This stumbling and bumbling, learn-by-doing approach may seem a little chaotic, but it's reflective of how organizations, and people, change and grow. Mistakes will be made, but it's better to make a series of small mistakes and mid-course corrections, than it is to make one huge, multi-million dollar mistake from which there is no way to recover.
Being a kind and generous person, let me offer a treat to offset the trickiness of the fast-delivery approach advocated by Cramm. She recommends that you have the following in place if you wish to maximize your chances of delivering the right technology quickly:
There you have it -- a cautionary tale for Halloween. Scary times are ahead, but a willingness to adapt (together with some nimble footwork) should allow you to make useful advances with respect to your firm's technology despite the economy. In the process, you'll shed the tendency for bloated IT and knowledge management projects, and adopt a sleeker, streamlined approach that is more in keeping with the times.

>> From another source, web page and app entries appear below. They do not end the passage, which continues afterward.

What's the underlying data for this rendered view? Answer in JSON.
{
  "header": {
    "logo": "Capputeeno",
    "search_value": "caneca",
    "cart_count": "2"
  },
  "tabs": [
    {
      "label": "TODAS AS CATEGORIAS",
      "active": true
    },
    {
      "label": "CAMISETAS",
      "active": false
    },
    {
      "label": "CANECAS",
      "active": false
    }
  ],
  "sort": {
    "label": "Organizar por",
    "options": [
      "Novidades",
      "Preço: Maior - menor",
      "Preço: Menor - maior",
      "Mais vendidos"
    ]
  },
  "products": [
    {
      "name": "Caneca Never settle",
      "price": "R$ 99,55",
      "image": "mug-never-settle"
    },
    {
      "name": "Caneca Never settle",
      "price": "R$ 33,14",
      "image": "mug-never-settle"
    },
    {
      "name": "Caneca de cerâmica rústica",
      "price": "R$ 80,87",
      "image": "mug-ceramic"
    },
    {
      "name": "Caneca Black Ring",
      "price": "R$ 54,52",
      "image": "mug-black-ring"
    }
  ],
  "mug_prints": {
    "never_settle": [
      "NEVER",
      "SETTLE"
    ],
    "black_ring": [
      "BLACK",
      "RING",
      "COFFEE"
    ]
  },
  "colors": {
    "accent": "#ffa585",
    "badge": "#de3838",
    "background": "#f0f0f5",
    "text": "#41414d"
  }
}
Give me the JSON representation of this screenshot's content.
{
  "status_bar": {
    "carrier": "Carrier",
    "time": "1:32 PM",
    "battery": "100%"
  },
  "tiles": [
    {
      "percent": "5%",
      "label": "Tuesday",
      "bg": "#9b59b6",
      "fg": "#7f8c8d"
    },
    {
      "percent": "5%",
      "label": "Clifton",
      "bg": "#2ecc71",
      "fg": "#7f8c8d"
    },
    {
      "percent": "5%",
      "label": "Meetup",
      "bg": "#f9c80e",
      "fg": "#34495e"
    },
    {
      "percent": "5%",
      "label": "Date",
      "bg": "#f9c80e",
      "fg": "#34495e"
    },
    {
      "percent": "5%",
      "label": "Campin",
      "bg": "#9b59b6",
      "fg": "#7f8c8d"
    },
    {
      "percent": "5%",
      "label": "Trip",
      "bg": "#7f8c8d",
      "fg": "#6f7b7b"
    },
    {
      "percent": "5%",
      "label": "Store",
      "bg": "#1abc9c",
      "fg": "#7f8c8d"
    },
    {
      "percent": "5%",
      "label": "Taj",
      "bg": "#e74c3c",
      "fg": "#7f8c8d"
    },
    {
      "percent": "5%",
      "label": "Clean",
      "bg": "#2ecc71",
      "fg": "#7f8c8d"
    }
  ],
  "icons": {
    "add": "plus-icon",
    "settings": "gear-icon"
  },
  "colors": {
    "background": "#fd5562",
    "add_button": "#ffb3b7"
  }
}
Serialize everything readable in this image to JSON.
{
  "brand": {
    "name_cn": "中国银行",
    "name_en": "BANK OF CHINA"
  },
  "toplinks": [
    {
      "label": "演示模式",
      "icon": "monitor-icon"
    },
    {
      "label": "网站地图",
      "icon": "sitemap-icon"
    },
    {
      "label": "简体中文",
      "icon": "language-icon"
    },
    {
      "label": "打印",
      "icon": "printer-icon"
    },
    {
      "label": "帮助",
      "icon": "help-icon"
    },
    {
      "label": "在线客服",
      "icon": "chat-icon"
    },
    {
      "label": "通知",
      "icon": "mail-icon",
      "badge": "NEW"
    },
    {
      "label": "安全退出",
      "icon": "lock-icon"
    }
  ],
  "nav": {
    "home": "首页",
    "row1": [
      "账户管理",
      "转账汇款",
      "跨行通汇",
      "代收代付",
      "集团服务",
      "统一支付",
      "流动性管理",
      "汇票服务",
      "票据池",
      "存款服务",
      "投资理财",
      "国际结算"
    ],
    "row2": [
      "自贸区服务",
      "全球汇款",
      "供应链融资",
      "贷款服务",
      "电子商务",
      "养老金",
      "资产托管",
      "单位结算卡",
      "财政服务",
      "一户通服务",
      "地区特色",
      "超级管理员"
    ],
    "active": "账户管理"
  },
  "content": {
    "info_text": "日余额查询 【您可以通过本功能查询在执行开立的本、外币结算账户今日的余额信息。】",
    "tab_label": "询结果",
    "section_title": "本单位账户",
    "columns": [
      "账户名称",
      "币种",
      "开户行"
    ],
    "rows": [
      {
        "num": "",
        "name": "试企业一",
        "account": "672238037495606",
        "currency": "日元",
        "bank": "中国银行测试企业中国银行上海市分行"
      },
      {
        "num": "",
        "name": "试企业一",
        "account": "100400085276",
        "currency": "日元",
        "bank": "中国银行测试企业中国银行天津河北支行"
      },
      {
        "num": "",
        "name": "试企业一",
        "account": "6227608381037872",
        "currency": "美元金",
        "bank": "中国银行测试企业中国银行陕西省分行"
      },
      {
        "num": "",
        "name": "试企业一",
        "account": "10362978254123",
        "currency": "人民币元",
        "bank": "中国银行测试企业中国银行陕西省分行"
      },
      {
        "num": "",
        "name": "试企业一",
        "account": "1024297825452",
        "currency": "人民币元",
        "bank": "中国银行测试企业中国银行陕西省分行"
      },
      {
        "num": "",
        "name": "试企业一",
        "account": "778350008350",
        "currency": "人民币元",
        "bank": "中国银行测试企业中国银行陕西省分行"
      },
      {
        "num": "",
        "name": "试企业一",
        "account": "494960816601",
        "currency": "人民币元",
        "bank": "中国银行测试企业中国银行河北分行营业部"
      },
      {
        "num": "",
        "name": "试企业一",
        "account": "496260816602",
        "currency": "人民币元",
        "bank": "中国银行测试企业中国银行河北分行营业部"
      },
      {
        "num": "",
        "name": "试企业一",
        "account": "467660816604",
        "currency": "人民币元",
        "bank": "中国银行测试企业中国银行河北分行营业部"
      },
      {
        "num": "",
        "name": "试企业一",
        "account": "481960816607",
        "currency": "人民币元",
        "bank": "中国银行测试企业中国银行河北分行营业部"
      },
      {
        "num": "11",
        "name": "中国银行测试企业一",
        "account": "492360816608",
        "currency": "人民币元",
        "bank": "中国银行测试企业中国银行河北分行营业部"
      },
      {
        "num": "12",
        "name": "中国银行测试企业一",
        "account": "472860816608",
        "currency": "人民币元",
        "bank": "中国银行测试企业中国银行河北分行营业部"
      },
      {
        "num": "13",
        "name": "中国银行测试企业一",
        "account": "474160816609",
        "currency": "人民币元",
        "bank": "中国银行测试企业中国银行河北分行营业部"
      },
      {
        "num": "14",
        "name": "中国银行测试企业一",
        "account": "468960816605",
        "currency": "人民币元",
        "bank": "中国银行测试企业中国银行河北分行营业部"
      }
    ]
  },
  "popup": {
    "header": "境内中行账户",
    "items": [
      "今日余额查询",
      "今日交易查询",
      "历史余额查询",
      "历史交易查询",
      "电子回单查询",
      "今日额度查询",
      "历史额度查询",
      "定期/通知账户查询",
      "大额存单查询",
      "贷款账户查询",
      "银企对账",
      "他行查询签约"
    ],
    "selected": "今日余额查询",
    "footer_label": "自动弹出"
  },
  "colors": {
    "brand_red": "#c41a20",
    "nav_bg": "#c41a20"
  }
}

Executive leadership: Don't confuse sponsorship with leadership. Sponsors show up at steering committee meetings when invited, leaders demonstrate passion and commitment by showing up in cubicles and conference rooms uninvited Clear definition of success: Use process measurements that impact financial performance and baseline them at the start of the project Predefined kill switch: Take the emotion out of the decision making process by defining what defines failure, so that the project can fail fast and be restarted when conditions are more favorable Small, experienced team: Wait to start your project until you have a seasoned project manager supported by a small team (less than 12) of full time, subject matter experts Laser sharp focus on critical requirements: Avoid defining requirements by committee by using the success measurements to manage scope Respect for the future and the past: Factor in the implications of existing business and technology plans while accelerating progress by leveraging legacy systems and existing infrastructure